Provided records >>
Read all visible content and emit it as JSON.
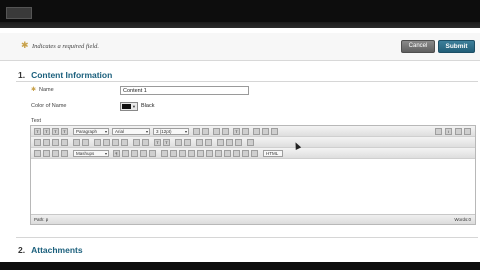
{
  "required_bar": {
    "star": "✱",
    "text": "Indicates a required field."
  },
  "buttons": {
    "cancel": "Cancel",
    "submit": "Submit"
  },
  "section1": {
    "number": "1.",
    "title": "Content Information"
  },
  "fields": {
    "name_label": "Name",
    "name_value": "Content 1",
    "color_label": "Color of Name",
    "color_value": "Black",
    "text_label": "Text"
  },
  "editor": {
    "paragraph": "Paragraph",
    "font": "Arial",
    "size": "3 (12pt)",
    "mashups": "Mashups",
    "html_button": "HTML",
    "status_path": "Path: p",
    "word_count": "Words:0"
  },
  "section2": {
    "number": "2.",
    "title": "Attachments"
  },
  "colors": {
    "accent": "#1a5f7c",
    "submit": "#225e78",
    "required": "#c8a14a"
  }
}
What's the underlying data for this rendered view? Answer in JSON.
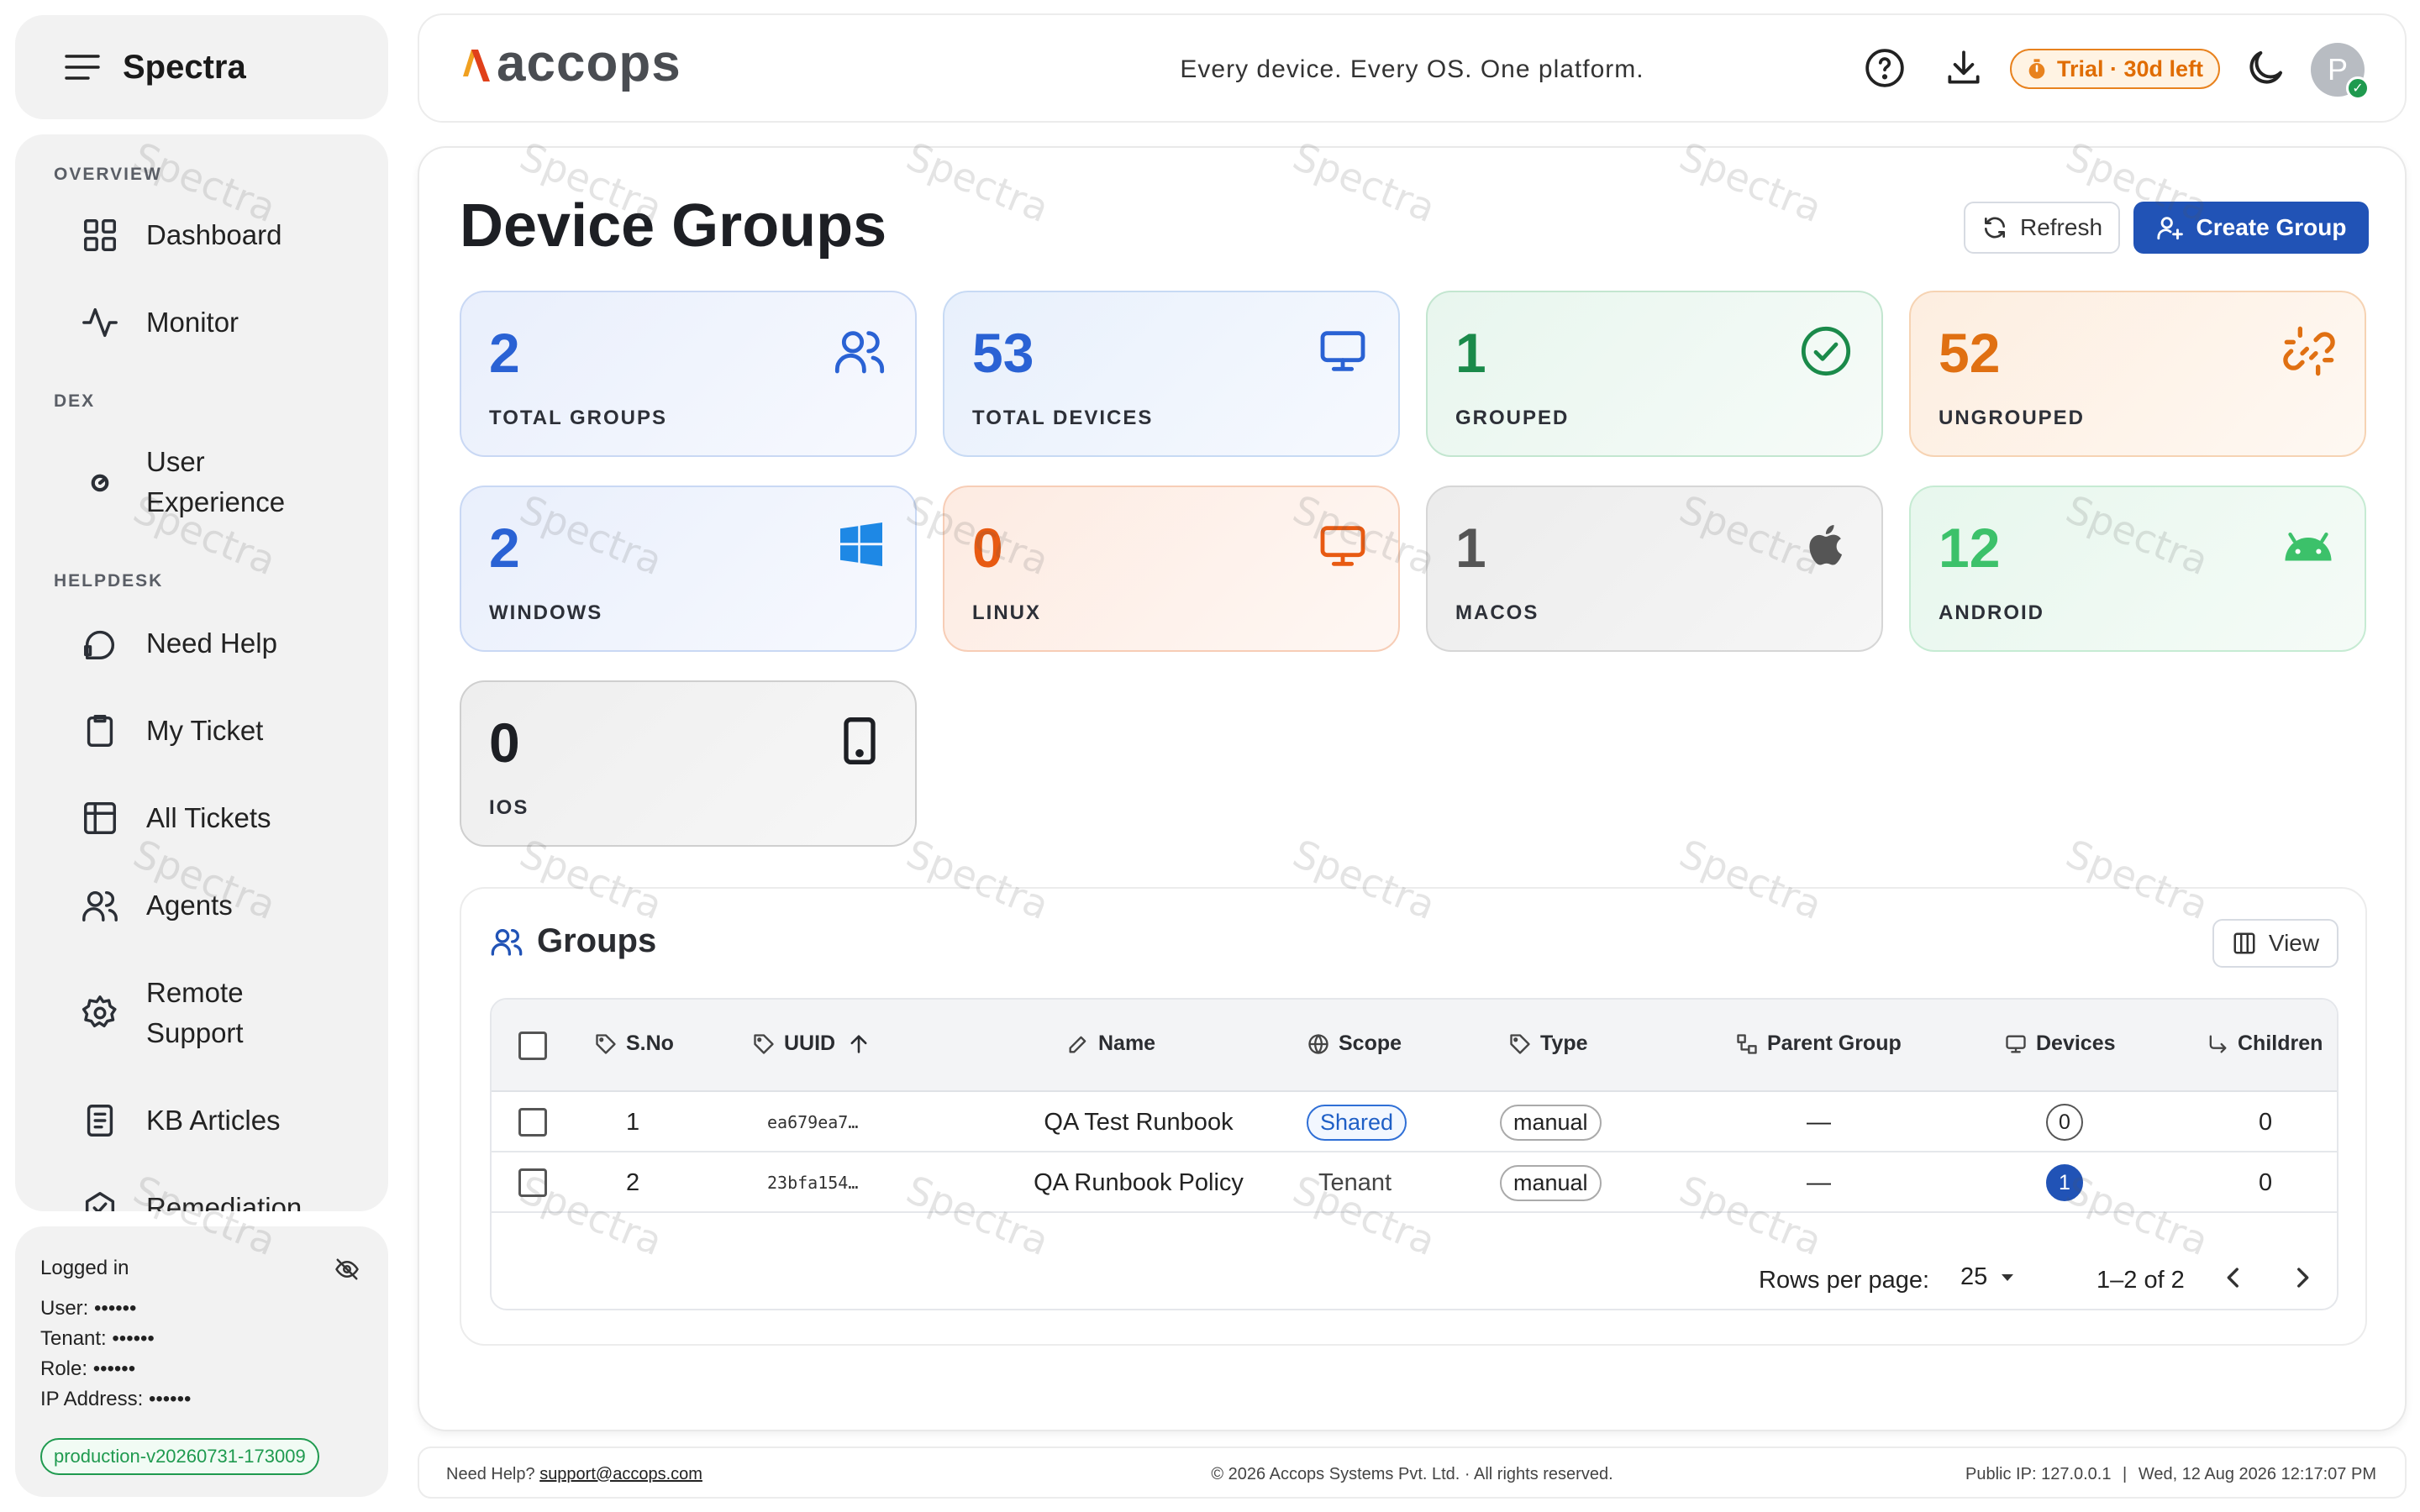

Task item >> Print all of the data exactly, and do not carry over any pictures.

Solution >>
Read all visible content and emit it as JSON.
{
  "required_bar": {
    "star": "✱",
    "text": "Indicates a required field."
  },
  "buttons": {
    "cancel": "Cancel",
    "submit": "Submit"
  },
  "section1": {
    "number": "1.",
    "title": "Content Information"
  },
  "fields": {
    "name_label": "Name",
    "name_value": "Content 1",
    "color_label": "Color of Name",
    "color_value": "Black",
    "text_label": "Text"
  },
  "editor": {
    "paragraph": "Paragraph",
    "font": "Arial",
    "size": "3 (12pt)",
    "mashups": "Mashups",
    "html_button": "HTML",
    "status_path": "Path: p",
    "word_count": "Words:0"
  },
  "section2": {
    "number": "2.",
    "title": "Attachments"
  },
  "colors": {
    "accent": "#1a5f7c",
    "submit": "#225e78",
    "required": "#c8a14a"
  }
}
What's the underlying data for this rendered view? Answer in JSON.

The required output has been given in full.